The lacrosse team was no better off.

“When I told them, they were crestfallen. She’s so young, so full of life, and it’s shocking. I think that what hit home for a lot of girls is that she wasn’t doing anything wrong. She wasn’t being careless,” Black said.

The team was brought face to face with the jarring fact that sometimes, a person can do everything right and bad things can still happen to them.

Coach Paulsen received serious wounds and a traumatic brain injury in the accident.

“It was very touch and go for a while,” Black said.

Paulsen spent the first two weeks unresponsive, but then started showing improvement. “It was a great sign when she moved her finger, because it meant that she wasn’t paralyzed,” said senior Caroline Koeman, a player on the lacrosse team.

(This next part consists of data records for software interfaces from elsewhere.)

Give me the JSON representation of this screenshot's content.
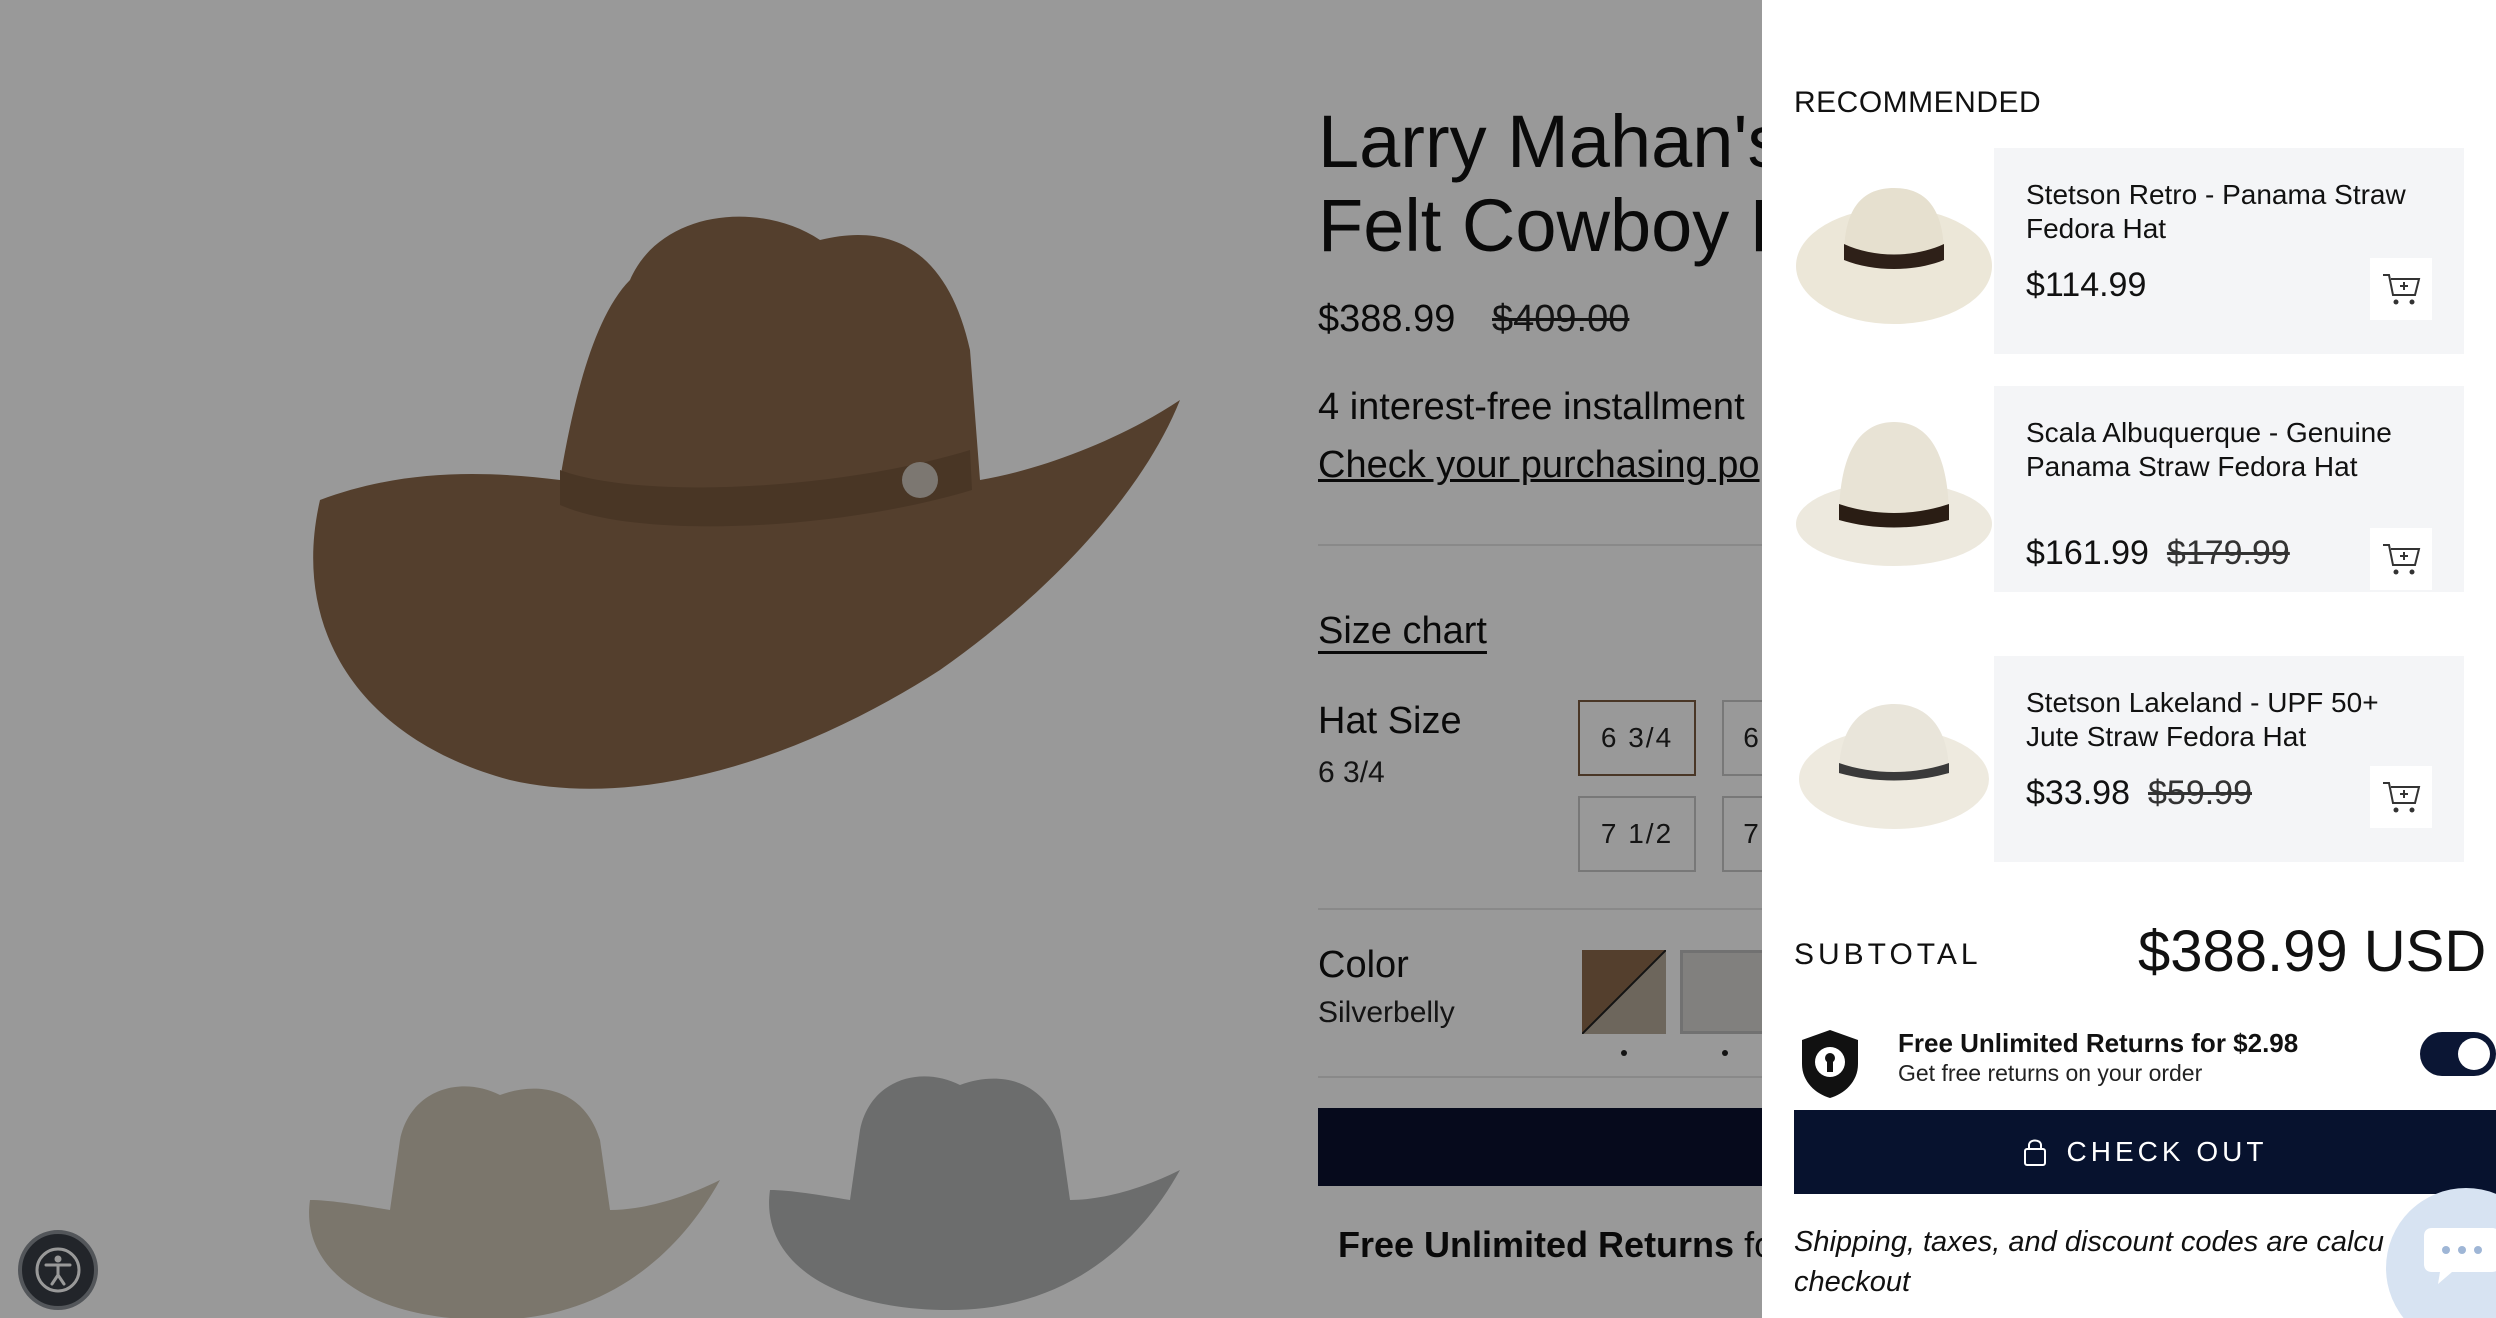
{
  "product": {
    "title": "Larry Mahan's\nFelt Cowboy H",
    "price": "$388.99",
    "compare_price": "$409.00",
    "installments": "4 interest-free installment",
    "check_link": "Check your purchasing po",
    "size_chart": "Size chart",
    "hat_size_label": "Hat Size",
    "hat_size_value": "6 3/4",
    "sizes": [
      "6 3/4",
      "6",
      "7 1/2",
      "7"
    ],
    "color_label": "Color",
    "color_value": "Silverbelly",
    "returns_bold": "Free Unlimited Returns",
    "returns_rest": " fo"
  },
  "cart": {
    "recommended_heading": "RECOMMENDED",
    "recommended": [
      {
        "name": "Stetson Retro - Panama Straw Fedora Hat",
        "price": "$114.99",
        "compare": ""
      },
      {
        "name": "Scala Albuquerque - Genuine Panama Straw Fedora Hat",
        "price": "$161.99",
        "compare": "$179.99"
      },
      {
        "name": "Stetson Lakeland - UPF 50+ Jute Straw Fedora Hat",
        "price": "$33.98",
        "compare": "$59.99"
      }
    ],
    "subtotal_label": "SUBTOTAL",
    "subtotal_value": "$388.99 USD",
    "returns_title": "Free Unlimited Returns for $2.98",
    "returns_sub": "Get free returns on your order",
    "returns_enabled": true,
    "checkout_label": "CHECK OUT",
    "shipping_note": "Shipping, taxes, and discount codes are calcu\ncheckout"
  },
  "icons": {
    "cart": "add-to-cart-icon",
    "lock": "lock-icon",
    "shield": "shield-icon",
    "chat": "chat-icon",
    "accessibility": "accessibility-icon"
  },
  "colors": {
    "navy": "#07122e",
    "hat_brown": "#8c6a4c",
    "card_bg": "#f4f5f7"
  }
}
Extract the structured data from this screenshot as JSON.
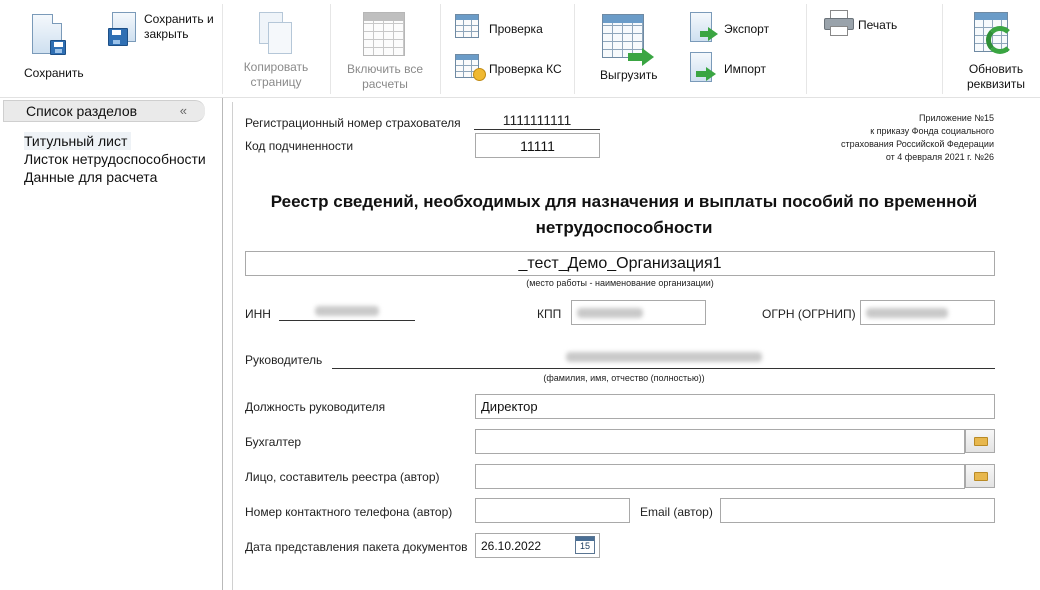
{
  "toolbar": {
    "save": "Сохранить",
    "save_close_1": "Сохранить и",
    "save_close_2": "закрыть",
    "copy_1": "Копировать",
    "copy_2": "страницу",
    "include_1": "Включить все",
    "include_2": "расчеты",
    "check": "Проверка",
    "check_ks": "Проверка КС",
    "upload": "Выгрузить",
    "export": "Экспорт",
    "import": "Импорт",
    "print": "Печать",
    "refresh_1": "Обновить",
    "refresh_2": "реквизиты"
  },
  "sidebar": {
    "header": "Список разделов",
    "collapse": "«",
    "items": [
      "Титульный лист",
      "Листок нетрудоспособности",
      "Данные для расчета"
    ]
  },
  "form": {
    "reg_label": "Регистрационный номер страхователя",
    "reg_value": "1111111111",
    "sub_label": "Код подчиненности",
    "sub_value": "11111",
    "notice_1": "Приложение №15",
    "notice_2": "к приказу Фонда социального",
    "notice_3": "страхования Российской Федерации",
    "notice_4": "от 4 февраля 2021 г. №26",
    "title_1": "Реестр сведений, необходимых для назначения и выплаты пособий по временной",
    "title_2": "нетрудоспособности",
    "org_value": "_тест_Демо_Организация1",
    "org_hint": "(место работы - наименование организации)",
    "inn_label": "ИНН",
    "kpp_label": "КПП",
    "ogrn_label": "ОГРН (ОГРНИП)",
    "head_label": "Руководитель",
    "head_hint": "(фамилия, имя, отчество (полностью))",
    "position_label": "Должность руководителя",
    "position_value": "Директор",
    "accountant_label": "Бухгалтер",
    "author_label": "Лицо, составитель реестра (автор)",
    "phone_label": "Номер контактного телефона (автор)",
    "email_label": "Email (автор)",
    "date_label": "Дата представления пакета документов",
    "date_value": "26.10.2022",
    "cal_day": "15"
  }
}
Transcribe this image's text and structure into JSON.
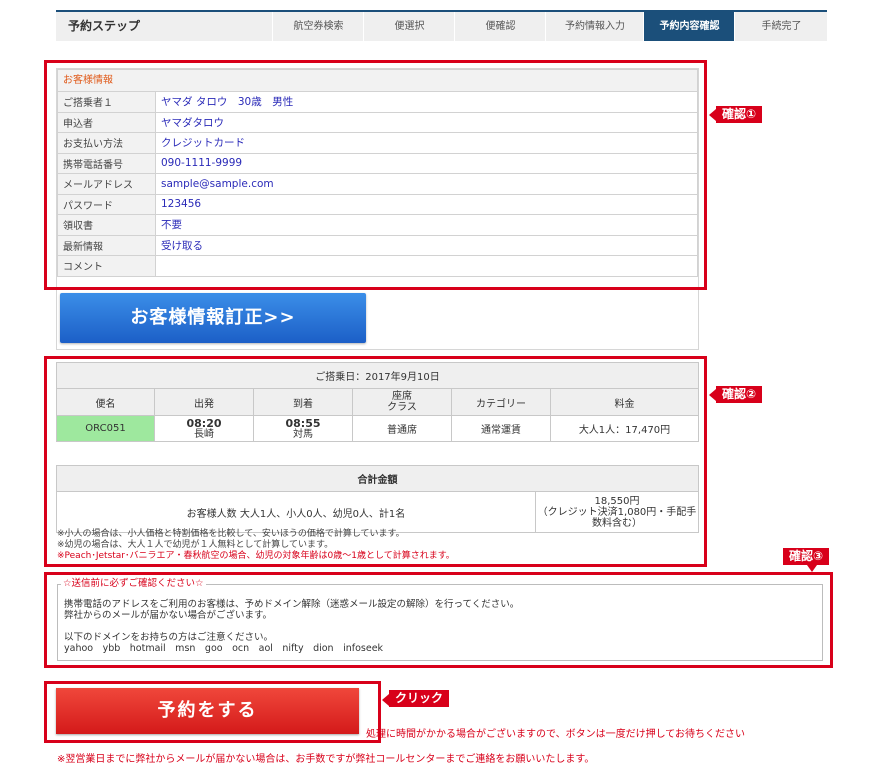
{
  "steps": {
    "title": "予約ステップ",
    "items": [
      {
        "label": "航空券検索"
      },
      {
        "label": "便選択"
      },
      {
        "label": "便確認"
      },
      {
        "label": "予約情報入力"
      },
      {
        "label": "予約内容確認",
        "active": true
      },
      {
        "label": "手続完了"
      }
    ]
  },
  "customer": {
    "section_title": "お客様情報",
    "rows": [
      {
        "label": "ご搭乗者１",
        "value": "ヤマダ タロウ　30歳　男性"
      },
      {
        "label": "申込者",
        "value": "ヤマダタロウ"
      },
      {
        "label": "お支払い方法",
        "value": "クレジットカード"
      },
      {
        "label": "携帯電話番号",
        "value": "090-1111-9999"
      },
      {
        "label": "メールアドレス",
        "value": "sample@sample.com"
      },
      {
        "label": "パスワード",
        "value": "123456"
      },
      {
        "label": "領収書",
        "value": "不要"
      },
      {
        "label": "最新情報",
        "value": "受け取る"
      },
      {
        "label": "コメント",
        "value": ""
      }
    ],
    "edit_button": "お客様情報訂正>>"
  },
  "flight": {
    "date_line": "ご搭乗日：2017年9月10日",
    "headers": [
      "便名",
      "出発",
      "到着",
      "座席\nクラス",
      "カテゴリー",
      "料金"
    ],
    "row": {
      "flight_no": "ORC051",
      "dep_time": "08:20",
      "dep_place": "長崎",
      "arr_time": "08:55",
      "arr_place": "対馬",
      "seat_class": "普通席",
      "category": "通常運賃",
      "fare": "大人1人：17,470円"
    },
    "total_title": "合計金額",
    "passengers": "お客様人数 大人1人、小人0人、幼児0人、計1名",
    "total_amount": "18,550円",
    "total_note": "（クレジット決済1,080円・手配手数料含む）",
    "notes": [
      "※小人の場合は、小人価格と特割価格を比較して、安いほうの価格で計算しています。",
      "※幼児の場合は、大人１人で幼児が１人無料として計算しています。"
    ],
    "note_red": "※Peach･Jetstar･バニラエア・春秋航空の場合、幼児の対象年齢は0歳〜1歳として計算されます。"
  },
  "confirm_box": {
    "legend": "☆送信前に必ずご確認ください☆",
    "lines": [
      "携帯電話のアドレスをご利用のお客様は、予めドメイン解除（迷惑メール設定の解除）を行ってください。",
      "弊社からのメールが届かない場合がございます。",
      "",
      "以下のドメインをお持ちの方はご注意ください。",
      "yahoo　ybb　hotmail　msn　goo　ocn　aol　nifty　dion　infoseek"
    ]
  },
  "tags": {
    "confirm1": "確認①",
    "confirm2": "確認②",
    "confirm3": "確認③",
    "click": "クリック"
  },
  "submit": {
    "button": "予約をする",
    "processing_note": "処理に時間がかかる場合がございますので、ボタンは一度だけ押してお待ちください",
    "footer_note": "※翌営業日までに弊社からメールが届かない場合は、お手数ですが弊社コールセンターまでご連絡をお願いいたします。"
  },
  "colors": {
    "accent_navy": "#1b4f7a",
    "frame_red": "#d8001a",
    "flight_green": "#9ee89e"
  }
}
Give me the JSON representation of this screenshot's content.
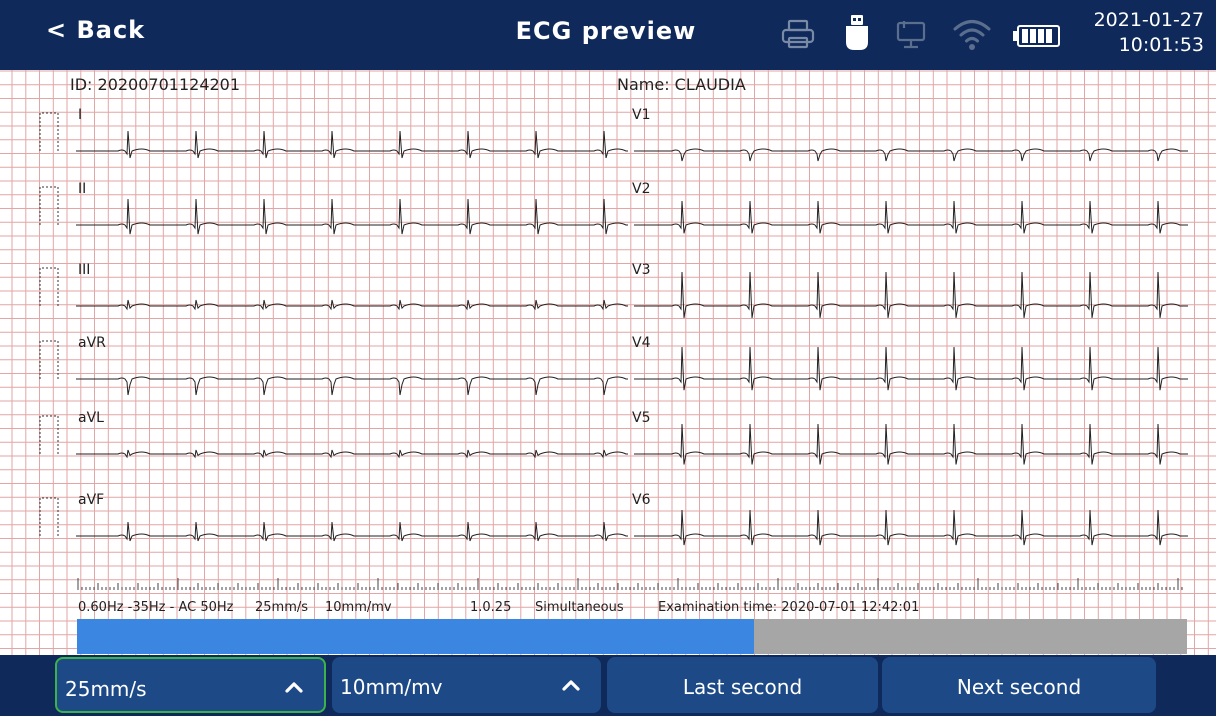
{
  "header": {
    "back_label": "< Back",
    "title": "ECG preview",
    "date": "2021-01-27",
    "time": "10:01:53",
    "icons": [
      "printer-icon",
      "usb-drive-icon",
      "network-icon",
      "wifi-icon",
      "battery-icon"
    ]
  },
  "patient": {
    "id_text": "ID: 20200701124201",
    "name_text": "Name: CLAUDIA"
  },
  "leads": {
    "left": [
      "I",
      "II",
      "III",
      "aVR",
      "aVL",
      "aVF"
    ],
    "right": [
      "V1",
      "V2",
      "V3",
      "V4",
      "V5",
      "V6"
    ]
  },
  "ecg_info": {
    "filter": "0.60Hz -35Hz - AC 50Hz",
    "speed": "25mm/s",
    "gain": "10mm/mv",
    "version": "1.0.25",
    "mode": "Simultaneous",
    "exam_time": "Examination time: 2020-07-01 12:42:01"
  },
  "progress": {
    "fraction": 0.61
  },
  "footer": {
    "speed_value": "25mm/s",
    "gain_value": "10mm/mv",
    "last_second_label": "Last second",
    "next_second_label": "Next second"
  },
  "colors": {
    "header_bg": "#0f2a5a",
    "button_bg": "#1d4a86",
    "active_border": "#3cb24a",
    "grid_line": "#e2a6a6",
    "progress_fill": "#3b86e0",
    "progress_track": "#a6a6a6",
    "trace": "#222222"
  }
}
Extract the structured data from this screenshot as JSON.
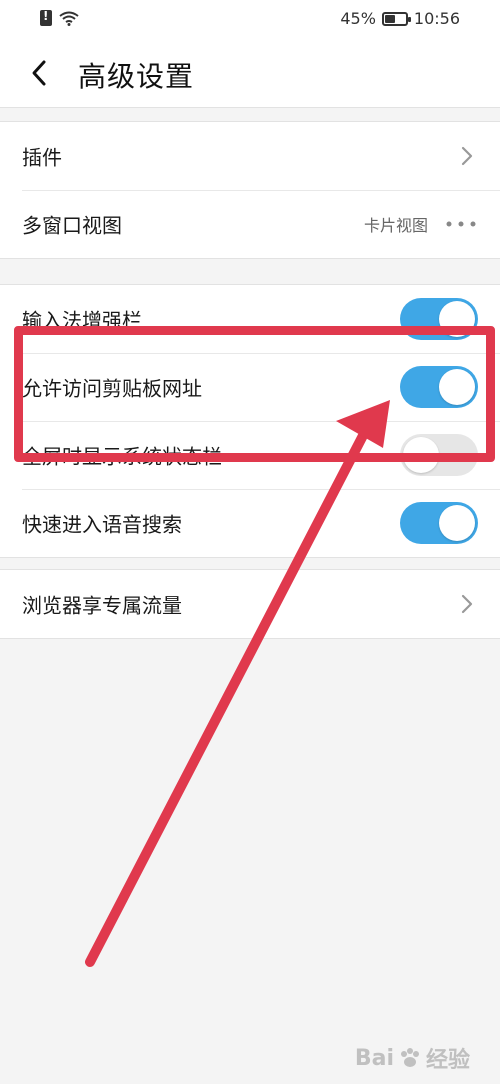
{
  "status_bar": {
    "battery_percent": "45%",
    "time": "10:56",
    "battery_level": 0.45
  },
  "header": {
    "title": "高级设置"
  },
  "group1": [
    {
      "label": "插件"
    },
    {
      "label": "多窗口视图",
      "value": "卡片视图"
    }
  ],
  "group2": [
    {
      "label": "输入法增强栏",
      "toggle": true
    },
    {
      "label": "允许访问剪贴板网址",
      "toggle": true
    },
    {
      "label": "全屏时显示系统状态栏",
      "toggle": false
    },
    {
      "label": "快速进入语音搜索",
      "toggle": true
    }
  ],
  "group3": [
    {
      "label": "浏览器享专属流量"
    }
  ],
  "watermark": {
    "text": "经验"
  },
  "colors": {
    "accent": "#3fa7e6",
    "annotation": "#e0394d",
    "toggle_off": "#e6e6e6"
  }
}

Paulsen is now making substantial progress on the long road to recovery.

“Luckily she just got into the Shepherd Center in Atlanta, which is a traumatic brain injury center. So getting into that — it’s a huge step for her recovery,” Black said.

In the aftermath of the disaster, the lacrosse team has rallied in support of Coach Paulsen and her family.

“[The girls] were the first, when they heard, to go ‘What can we do? How can we help?’ Same with the parents, the parents have gone above and beyond. Volunteering to open up their houses. Food, donations… all these things that the parents have been trying to do to support this family,” Black said.

The team also has done something else for their coach — the players dedicated a game to her.

“We all had green headbands, because green is the color for [trauma-related] brain injuries. Everyone also had a green armband on their right shoe and a blue one on their left. The blue ones said ‘tiny but mighty’ because Coach Kelsey is 5’3”, but she’s really feisty,” Koeman said.
This didn’t end after one game — the headbands and armbands have stuck around.

“I continue to wear them in every game, and girls have continued to wear them in every game, just to keep people aware that this is going to be a long rehabilitation,” Black said.

Paulsen will not recover quickly or easily, but the team plans to stick with her.

“The cliche is that our team’s a family, the lacrosse team’s a family, but it continues to blow me away,” Black said. “In the past couple of years, our team has been struck by some pretty adverse situations. And every single time, the community rallied to support these girls and their families. The same thing happened for Coach Kelsey. So I know that it’s more than just playing sports. It’s more than just a game. It really is about taking care of each other.”